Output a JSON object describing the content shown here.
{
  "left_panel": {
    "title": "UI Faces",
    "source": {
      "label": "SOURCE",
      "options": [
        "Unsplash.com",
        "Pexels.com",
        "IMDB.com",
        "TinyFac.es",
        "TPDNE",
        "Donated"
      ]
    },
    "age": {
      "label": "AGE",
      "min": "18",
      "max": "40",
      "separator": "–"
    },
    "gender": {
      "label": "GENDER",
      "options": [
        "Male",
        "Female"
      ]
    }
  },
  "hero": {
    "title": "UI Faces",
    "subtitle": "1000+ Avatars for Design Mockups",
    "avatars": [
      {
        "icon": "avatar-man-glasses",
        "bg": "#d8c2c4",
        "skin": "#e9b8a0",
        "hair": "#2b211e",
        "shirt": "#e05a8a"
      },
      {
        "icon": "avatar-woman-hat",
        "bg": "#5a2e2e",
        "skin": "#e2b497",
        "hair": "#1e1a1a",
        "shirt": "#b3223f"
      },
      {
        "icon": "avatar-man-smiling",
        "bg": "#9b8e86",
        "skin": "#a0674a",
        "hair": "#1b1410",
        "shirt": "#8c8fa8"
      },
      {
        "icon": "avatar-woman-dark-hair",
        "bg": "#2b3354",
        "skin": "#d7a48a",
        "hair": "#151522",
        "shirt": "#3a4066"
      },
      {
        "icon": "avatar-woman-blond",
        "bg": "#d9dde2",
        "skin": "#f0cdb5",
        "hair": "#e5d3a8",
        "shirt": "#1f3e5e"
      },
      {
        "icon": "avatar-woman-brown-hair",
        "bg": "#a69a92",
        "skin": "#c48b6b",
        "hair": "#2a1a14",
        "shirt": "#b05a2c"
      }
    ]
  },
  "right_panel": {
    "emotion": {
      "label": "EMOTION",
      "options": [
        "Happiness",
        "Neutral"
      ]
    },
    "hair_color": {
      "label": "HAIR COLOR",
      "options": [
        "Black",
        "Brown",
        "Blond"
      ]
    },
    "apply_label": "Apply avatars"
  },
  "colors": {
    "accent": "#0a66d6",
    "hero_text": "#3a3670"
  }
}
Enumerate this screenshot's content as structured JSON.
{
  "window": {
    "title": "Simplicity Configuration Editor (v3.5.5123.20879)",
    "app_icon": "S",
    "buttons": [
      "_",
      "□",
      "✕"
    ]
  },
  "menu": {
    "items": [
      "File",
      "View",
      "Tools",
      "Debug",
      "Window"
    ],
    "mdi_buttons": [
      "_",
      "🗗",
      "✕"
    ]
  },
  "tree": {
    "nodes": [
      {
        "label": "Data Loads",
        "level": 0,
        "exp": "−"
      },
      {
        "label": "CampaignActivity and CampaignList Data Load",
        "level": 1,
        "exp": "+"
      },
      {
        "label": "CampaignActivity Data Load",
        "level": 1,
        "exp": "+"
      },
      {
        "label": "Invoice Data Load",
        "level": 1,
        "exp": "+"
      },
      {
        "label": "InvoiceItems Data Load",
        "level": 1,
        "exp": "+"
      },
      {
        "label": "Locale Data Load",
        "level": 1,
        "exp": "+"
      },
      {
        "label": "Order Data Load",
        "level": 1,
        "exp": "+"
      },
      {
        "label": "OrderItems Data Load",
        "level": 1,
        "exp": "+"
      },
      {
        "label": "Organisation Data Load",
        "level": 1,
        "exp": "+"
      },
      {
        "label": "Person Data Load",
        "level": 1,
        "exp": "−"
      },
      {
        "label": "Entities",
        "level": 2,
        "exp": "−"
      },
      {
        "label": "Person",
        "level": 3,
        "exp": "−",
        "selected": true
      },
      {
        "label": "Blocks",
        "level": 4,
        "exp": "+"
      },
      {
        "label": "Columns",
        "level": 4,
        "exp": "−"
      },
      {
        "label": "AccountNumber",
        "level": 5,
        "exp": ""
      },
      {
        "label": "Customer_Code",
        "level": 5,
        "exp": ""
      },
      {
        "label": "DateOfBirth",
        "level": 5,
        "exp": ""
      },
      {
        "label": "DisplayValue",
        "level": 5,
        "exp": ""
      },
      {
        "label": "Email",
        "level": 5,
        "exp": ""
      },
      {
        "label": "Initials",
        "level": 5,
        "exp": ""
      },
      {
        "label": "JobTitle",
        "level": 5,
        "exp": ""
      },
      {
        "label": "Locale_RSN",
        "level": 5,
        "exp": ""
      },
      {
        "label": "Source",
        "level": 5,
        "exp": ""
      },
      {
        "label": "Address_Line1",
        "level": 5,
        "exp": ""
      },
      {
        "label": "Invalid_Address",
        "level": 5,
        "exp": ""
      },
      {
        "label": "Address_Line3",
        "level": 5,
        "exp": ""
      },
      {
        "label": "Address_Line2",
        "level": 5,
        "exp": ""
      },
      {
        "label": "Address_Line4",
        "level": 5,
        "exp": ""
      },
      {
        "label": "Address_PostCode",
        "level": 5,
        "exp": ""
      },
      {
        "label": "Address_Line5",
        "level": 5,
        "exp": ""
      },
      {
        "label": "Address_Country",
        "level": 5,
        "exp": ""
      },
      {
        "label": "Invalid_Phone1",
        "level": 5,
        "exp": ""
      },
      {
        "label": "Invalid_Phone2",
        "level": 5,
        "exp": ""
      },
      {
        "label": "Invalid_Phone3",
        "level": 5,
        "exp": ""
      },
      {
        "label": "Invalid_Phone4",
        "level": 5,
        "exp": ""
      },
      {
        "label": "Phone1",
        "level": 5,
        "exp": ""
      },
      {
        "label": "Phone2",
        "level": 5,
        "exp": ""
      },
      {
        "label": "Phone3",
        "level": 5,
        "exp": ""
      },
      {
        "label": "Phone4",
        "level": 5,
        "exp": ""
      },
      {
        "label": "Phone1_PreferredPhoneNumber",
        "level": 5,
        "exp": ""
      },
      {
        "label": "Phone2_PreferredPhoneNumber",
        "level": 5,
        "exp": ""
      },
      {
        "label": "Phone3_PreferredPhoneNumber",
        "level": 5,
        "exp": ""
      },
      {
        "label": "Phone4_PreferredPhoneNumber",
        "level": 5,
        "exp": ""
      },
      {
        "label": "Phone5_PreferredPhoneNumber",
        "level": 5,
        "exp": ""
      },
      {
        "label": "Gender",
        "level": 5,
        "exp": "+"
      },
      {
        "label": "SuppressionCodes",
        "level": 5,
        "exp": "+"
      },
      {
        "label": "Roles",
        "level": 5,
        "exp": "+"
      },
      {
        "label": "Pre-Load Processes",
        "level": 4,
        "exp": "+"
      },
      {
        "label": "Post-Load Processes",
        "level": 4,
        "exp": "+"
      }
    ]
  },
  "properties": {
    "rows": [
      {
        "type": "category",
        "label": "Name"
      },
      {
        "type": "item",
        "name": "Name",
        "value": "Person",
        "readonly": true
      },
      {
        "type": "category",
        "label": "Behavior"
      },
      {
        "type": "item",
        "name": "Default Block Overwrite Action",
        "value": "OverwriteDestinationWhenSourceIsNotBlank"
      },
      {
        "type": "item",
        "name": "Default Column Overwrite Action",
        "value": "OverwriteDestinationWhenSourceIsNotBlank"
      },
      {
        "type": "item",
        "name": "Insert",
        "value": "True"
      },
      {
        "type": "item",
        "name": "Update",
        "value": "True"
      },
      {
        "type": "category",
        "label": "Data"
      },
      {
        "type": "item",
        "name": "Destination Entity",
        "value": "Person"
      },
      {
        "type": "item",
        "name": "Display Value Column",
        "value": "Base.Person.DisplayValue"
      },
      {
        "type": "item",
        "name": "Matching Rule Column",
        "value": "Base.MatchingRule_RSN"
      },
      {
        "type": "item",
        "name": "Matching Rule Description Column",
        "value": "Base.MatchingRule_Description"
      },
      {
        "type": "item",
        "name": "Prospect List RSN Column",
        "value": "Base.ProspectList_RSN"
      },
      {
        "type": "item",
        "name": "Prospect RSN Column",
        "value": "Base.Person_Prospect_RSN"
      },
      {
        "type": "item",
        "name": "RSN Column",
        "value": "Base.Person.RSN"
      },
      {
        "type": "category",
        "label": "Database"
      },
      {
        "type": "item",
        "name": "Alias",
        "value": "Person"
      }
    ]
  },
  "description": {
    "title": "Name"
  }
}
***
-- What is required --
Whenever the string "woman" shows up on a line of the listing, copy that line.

-- Response to the exercise --
        "icon": "avatar-woman-hat",
        "icon": "avatar-woman-dark-hair",
        "icon": "avatar-woman-blond",
        "icon": "avatar-woman-brown-hair",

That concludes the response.